My constituency of Totnes in south Devon is home to LandWorks, a fantastic charity that helps those at risk of going to prison or prisoners into jobs and back into the community. With so many prisoners released every month who are unable to access universal credit and housing, will the Minister meet me to discuss how we can improve access to those mechanisms, as well as visiting LandWorks?
I would be very happy to visit when we are allowed to do so, and certainly before then to discuss the issues in my hon. Friend’s constituency, and I pay tribute to the work of LandWorks in his area. The issue of universal credit is fundamental, as is getting people into homes, and I work very closely with my counterpart at the Department for Work and Pensions and the Secretary of State at the Department, along with the Lord Chancellor, to ensure that prison leavers can access universal credit in a timely way on their release, and we are doing other work in relation to their getting a job and a home.
My hon. Friend makes an extremely important point. We are very conscious of the impact that the very restrictive conditions we have imposed will have on those in our custody and care. Since restrictions were lifted over the summer, prison staff across the country have worked very hard to open up the estate. Since the end of the previous lockdown we have reintroduced visits in every prison, and 119 of our prisons are operating at stage 3 of the national framework; this reintroduced key work, education and offender management activities where it was appropriate to do so. As we enter a new phase, we are thinking very carefully about the balance between security and resistance to the virus and the mental health needs of our prisoners.

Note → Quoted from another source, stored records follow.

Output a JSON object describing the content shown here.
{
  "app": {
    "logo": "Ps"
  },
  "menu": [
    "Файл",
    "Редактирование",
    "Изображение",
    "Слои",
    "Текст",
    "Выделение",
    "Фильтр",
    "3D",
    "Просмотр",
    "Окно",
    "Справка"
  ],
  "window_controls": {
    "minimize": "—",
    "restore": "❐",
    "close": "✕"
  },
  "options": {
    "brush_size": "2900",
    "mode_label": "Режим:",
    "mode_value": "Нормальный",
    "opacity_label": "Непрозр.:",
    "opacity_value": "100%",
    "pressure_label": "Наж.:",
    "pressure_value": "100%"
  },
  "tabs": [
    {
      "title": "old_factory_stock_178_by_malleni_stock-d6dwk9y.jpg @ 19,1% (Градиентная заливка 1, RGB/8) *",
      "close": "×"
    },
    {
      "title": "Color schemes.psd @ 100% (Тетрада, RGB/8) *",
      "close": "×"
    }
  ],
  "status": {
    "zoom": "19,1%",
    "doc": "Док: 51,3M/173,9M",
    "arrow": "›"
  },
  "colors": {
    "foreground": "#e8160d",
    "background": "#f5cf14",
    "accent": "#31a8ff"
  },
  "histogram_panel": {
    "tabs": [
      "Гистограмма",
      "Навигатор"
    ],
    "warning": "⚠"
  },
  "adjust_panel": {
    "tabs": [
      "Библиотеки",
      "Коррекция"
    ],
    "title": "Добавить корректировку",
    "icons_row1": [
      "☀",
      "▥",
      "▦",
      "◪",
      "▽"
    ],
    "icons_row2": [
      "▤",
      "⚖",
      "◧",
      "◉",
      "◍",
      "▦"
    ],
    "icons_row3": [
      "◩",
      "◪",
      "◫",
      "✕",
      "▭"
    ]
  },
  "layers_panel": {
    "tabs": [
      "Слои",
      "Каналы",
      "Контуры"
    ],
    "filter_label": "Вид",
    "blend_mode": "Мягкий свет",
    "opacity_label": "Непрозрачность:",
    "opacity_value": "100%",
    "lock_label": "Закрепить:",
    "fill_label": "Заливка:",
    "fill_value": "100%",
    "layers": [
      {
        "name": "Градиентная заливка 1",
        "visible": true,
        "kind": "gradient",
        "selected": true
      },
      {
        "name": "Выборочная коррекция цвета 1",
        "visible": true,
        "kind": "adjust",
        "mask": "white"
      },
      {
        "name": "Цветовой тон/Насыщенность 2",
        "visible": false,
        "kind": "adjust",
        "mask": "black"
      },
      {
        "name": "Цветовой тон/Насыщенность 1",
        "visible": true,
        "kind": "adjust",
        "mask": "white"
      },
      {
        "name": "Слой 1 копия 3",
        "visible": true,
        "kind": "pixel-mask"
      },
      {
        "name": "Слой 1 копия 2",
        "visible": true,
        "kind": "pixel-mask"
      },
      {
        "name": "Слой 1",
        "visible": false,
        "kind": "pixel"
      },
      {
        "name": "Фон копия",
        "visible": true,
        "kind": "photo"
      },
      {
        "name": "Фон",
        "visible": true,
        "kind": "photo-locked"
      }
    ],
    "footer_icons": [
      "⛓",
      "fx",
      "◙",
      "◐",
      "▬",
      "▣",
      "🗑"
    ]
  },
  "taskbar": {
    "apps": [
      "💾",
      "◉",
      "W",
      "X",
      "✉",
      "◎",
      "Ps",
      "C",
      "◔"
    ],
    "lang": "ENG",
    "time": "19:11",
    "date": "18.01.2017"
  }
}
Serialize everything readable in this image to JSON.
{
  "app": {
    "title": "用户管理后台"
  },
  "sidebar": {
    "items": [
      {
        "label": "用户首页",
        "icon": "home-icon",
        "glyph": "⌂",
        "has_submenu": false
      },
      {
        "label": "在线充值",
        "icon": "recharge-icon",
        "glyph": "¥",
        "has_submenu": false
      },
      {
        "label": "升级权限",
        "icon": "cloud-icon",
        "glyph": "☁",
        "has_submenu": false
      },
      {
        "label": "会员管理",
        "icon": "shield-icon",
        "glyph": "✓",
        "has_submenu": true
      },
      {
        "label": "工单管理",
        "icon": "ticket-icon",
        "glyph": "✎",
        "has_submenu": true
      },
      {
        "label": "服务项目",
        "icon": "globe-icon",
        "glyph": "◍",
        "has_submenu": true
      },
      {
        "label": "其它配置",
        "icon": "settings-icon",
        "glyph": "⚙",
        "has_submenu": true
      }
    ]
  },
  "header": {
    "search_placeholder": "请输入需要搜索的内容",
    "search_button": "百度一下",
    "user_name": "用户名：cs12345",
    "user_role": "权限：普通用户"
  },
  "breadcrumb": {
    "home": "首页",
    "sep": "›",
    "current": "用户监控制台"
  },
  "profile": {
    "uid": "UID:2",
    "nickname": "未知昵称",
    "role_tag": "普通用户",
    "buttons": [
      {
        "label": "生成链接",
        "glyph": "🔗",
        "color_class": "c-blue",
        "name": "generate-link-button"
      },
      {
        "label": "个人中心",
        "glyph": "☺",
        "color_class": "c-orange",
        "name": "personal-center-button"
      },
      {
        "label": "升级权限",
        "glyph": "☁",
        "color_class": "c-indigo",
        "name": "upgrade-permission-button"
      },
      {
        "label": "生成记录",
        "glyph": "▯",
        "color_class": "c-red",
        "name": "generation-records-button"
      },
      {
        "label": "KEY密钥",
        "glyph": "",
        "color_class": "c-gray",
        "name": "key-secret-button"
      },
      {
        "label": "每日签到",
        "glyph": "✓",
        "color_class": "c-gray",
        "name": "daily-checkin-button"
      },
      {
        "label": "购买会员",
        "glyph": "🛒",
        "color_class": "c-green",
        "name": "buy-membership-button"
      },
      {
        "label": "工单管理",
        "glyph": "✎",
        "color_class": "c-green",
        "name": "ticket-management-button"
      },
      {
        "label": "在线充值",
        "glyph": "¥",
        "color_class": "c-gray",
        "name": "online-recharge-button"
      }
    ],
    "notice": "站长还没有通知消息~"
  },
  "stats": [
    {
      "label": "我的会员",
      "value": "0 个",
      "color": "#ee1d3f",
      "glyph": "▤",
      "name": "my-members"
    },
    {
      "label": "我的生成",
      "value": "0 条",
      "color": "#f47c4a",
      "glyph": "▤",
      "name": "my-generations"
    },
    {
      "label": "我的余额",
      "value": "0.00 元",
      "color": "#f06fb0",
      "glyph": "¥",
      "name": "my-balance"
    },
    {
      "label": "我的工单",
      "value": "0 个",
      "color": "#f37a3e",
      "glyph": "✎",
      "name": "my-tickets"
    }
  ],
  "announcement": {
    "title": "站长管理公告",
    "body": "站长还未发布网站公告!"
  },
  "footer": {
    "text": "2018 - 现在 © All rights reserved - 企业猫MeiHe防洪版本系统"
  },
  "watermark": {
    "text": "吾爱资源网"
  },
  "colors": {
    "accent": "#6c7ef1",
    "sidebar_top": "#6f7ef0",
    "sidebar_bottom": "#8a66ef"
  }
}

In order to allow the safe exit of hon. Members participating in this item of business and the safe arrival of those participating in the next, I suspend the House for three minutes.